### Work order
Start at the first line below and write out everything verbatim except the pictures.

··· Input data

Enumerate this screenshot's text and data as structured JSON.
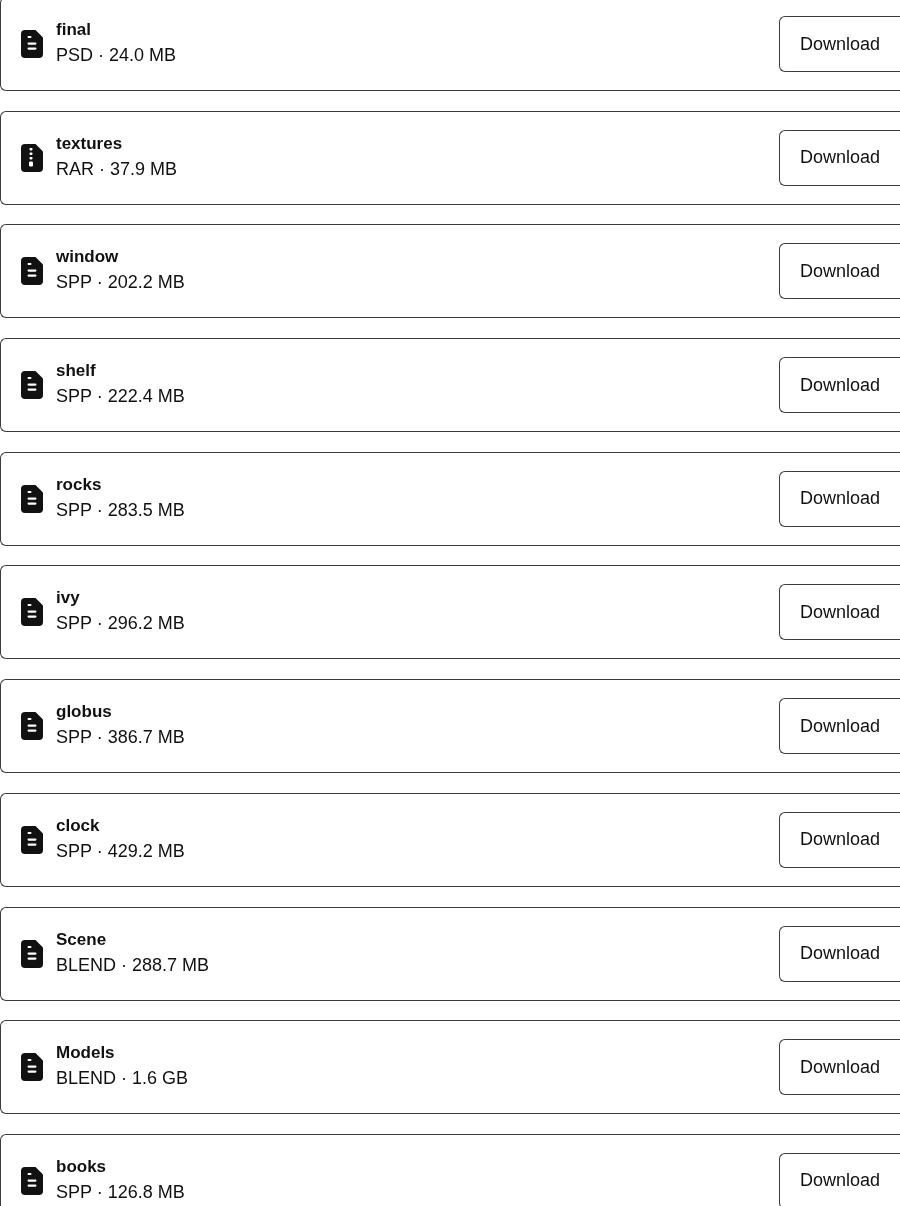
{
  "files": [
    {
      "kind": "document",
      "name": "final",
      "details": "PSD · 24.0 MB",
      "button": "Download"
    },
    {
      "kind": "archive",
      "name": "textures",
      "details": "RAR · 37.9 MB",
      "button": "Download"
    },
    {
      "kind": "document",
      "name": "window",
      "details": "SPP · 202.2 MB",
      "button": "Download"
    },
    {
      "kind": "document",
      "name": "shelf",
      "details": "SPP · 222.4 MB",
      "button": "Download"
    },
    {
      "kind": "document",
      "name": "rocks",
      "details": "SPP · 283.5 MB",
      "button": "Download"
    },
    {
      "kind": "document",
      "name": "ivy",
      "details": "SPP · 296.2 MB",
      "button": "Download"
    },
    {
      "kind": "document",
      "name": "globus",
      "details": "SPP · 386.7 MB",
      "button": "Download"
    },
    {
      "kind": "document",
      "name": "clock",
      "details": "SPP · 429.2 MB",
      "button": "Download"
    },
    {
      "kind": "document",
      "name": "Scene",
      "details": "BLEND · 288.7 MB",
      "button": "Download"
    },
    {
      "kind": "document",
      "name": "Models",
      "details": "BLEND · 1.6 GB",
      "button": "Download"
    },
    {
      "kind": "document",
      "name": "books",
      "details": "SPP · 126.8 MB",
      "button": "Download"
    }
  ]
}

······

### Response
Enumerate this screenshot's text and data as structured JSON.
{
  "files": [
    {
      "kind": "document",
      "name": "final",
      "details": "PSD · 24.0 MB",
      "button": "Download"
    },
    {
      "kind": "archive",
      "name": "textures",
      "details": "RAR · 37.9 MB",
      "button": "Download"
    },
    {
      "kind": "document",
      "name": "window",
      "details": "SPP · 202.2 MB",
      "button": "Download"
    },
    {
      "kind": "document",
      "name": "shelf",
      "details": "SPP · 222.4 MB",
      "button": "Download"
    },
    {
      "kind": "document",
      "name": "rocks",
      "details": "SPP · 283.5 MB",
      "button": "Download"
    },
    {
      "kind": "document",
      "name": "ivy",
      "details": "SPP · 296.2 MB",
      "button": "Download"
    },
    {
      "kind": "document",
      "name": "globus",
      "details": "SPP · 386.7 MB",
      "button": "Download"
    },
    {
      "kind": "document",
      "name": "clock",
      "details": "SPP · 429.2 MB",
      "button": "Download"
    },
    {
      "kind": "document",
      "name": "Scene",
      "details": "BLEND · 288.7 MB",
      "button": "Download"
    },
    {
      "kind": "document",
      "name": "Models",
      "details": "BLEND · 1.6 GB",
      "button": "Download"
    },
    {
      "kind": "document",
      "name": "books",
      "details": "SPP · 126.8 MB",
      "button": "Download"
    }
  ]
}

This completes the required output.